(Beginning of Records supplied)
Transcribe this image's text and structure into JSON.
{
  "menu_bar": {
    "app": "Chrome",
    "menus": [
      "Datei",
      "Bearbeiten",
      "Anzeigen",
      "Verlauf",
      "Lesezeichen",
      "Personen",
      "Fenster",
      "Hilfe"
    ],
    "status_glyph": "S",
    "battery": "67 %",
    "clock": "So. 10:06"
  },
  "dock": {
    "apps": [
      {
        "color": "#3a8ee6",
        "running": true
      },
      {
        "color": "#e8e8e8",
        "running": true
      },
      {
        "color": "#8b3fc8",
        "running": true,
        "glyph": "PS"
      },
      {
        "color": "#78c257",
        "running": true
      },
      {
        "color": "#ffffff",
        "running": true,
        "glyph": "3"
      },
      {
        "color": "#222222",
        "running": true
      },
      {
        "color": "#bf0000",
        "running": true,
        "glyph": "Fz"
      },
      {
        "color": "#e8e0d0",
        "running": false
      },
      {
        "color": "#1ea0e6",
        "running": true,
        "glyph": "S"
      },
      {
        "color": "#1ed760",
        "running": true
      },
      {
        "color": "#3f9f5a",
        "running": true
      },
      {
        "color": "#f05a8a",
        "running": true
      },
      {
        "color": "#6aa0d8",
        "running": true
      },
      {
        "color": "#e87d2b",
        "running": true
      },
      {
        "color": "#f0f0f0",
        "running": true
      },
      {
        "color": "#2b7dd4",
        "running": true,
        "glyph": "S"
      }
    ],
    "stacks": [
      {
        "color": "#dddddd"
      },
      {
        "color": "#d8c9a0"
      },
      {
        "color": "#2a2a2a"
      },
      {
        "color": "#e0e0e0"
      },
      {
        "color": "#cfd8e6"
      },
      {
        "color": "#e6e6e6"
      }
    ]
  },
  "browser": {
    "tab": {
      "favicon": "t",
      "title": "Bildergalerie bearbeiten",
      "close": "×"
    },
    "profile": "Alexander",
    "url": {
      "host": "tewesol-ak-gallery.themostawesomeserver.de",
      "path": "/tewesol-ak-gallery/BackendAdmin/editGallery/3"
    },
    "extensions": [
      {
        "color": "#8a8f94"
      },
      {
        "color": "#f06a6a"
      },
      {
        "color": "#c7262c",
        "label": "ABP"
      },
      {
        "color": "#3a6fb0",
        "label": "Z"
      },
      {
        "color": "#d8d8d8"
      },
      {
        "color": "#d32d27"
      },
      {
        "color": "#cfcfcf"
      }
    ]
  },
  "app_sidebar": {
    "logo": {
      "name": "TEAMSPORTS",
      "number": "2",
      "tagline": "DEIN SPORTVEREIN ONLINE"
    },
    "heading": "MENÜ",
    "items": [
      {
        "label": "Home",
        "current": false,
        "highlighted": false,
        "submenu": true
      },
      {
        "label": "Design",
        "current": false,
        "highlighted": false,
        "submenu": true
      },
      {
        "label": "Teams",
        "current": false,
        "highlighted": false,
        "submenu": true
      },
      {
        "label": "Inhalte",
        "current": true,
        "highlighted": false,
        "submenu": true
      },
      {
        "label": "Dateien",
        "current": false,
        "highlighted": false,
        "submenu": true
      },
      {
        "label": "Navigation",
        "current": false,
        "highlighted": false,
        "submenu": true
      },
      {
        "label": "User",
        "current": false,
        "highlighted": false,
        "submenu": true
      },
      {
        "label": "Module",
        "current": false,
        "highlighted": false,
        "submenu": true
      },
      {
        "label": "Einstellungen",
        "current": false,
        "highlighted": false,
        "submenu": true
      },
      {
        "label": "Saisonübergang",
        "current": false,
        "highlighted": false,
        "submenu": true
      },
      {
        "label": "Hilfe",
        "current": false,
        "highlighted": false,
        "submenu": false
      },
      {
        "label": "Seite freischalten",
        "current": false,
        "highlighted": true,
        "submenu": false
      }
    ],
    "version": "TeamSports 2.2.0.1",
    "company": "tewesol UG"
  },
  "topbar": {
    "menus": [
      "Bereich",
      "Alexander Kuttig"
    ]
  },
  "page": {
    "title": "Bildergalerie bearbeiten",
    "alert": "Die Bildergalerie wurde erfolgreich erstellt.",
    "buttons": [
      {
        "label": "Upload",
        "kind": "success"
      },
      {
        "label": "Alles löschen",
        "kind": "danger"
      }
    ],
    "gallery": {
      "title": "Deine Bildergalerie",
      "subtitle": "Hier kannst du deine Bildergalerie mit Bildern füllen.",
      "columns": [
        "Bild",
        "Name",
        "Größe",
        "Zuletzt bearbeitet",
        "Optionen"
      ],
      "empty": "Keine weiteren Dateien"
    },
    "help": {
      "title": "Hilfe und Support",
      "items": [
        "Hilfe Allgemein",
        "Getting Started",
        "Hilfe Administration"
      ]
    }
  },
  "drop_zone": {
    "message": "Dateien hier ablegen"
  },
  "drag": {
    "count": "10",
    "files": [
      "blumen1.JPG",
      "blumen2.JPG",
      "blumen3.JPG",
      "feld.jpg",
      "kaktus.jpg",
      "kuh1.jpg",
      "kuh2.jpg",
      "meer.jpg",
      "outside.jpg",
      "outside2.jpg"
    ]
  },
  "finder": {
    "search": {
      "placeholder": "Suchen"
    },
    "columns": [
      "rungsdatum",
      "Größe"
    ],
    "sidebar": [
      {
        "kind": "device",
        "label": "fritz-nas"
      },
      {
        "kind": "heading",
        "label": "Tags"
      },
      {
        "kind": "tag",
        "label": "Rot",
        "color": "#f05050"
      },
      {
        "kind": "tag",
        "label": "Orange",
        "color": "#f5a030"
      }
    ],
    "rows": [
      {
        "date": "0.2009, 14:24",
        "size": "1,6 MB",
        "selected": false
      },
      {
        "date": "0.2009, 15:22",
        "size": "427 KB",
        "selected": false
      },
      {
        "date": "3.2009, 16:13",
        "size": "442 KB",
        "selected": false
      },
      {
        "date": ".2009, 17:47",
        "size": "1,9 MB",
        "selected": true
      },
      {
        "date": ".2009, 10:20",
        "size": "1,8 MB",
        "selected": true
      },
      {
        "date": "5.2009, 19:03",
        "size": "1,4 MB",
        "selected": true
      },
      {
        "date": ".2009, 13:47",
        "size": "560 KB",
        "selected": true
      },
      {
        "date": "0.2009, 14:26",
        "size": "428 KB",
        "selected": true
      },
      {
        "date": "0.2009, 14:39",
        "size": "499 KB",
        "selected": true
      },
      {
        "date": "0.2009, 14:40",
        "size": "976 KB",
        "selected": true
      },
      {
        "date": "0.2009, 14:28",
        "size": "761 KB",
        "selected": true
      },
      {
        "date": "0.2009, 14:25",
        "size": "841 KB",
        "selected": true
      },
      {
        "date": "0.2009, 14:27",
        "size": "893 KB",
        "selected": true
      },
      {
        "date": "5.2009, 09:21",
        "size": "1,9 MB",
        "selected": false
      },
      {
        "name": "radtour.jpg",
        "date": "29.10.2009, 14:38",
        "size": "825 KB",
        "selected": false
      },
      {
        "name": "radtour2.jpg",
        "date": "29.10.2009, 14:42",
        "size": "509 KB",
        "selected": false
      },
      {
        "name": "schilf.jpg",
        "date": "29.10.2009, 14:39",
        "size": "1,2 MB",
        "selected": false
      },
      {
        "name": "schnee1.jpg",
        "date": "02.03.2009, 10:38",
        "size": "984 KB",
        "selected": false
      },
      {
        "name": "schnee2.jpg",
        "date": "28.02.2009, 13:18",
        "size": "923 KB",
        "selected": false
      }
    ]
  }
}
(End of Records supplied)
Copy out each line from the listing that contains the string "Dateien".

        "label": "Dateien",
      "empty": "Keine weiteren Dateien"
    "message": "Dateien hier ablegen"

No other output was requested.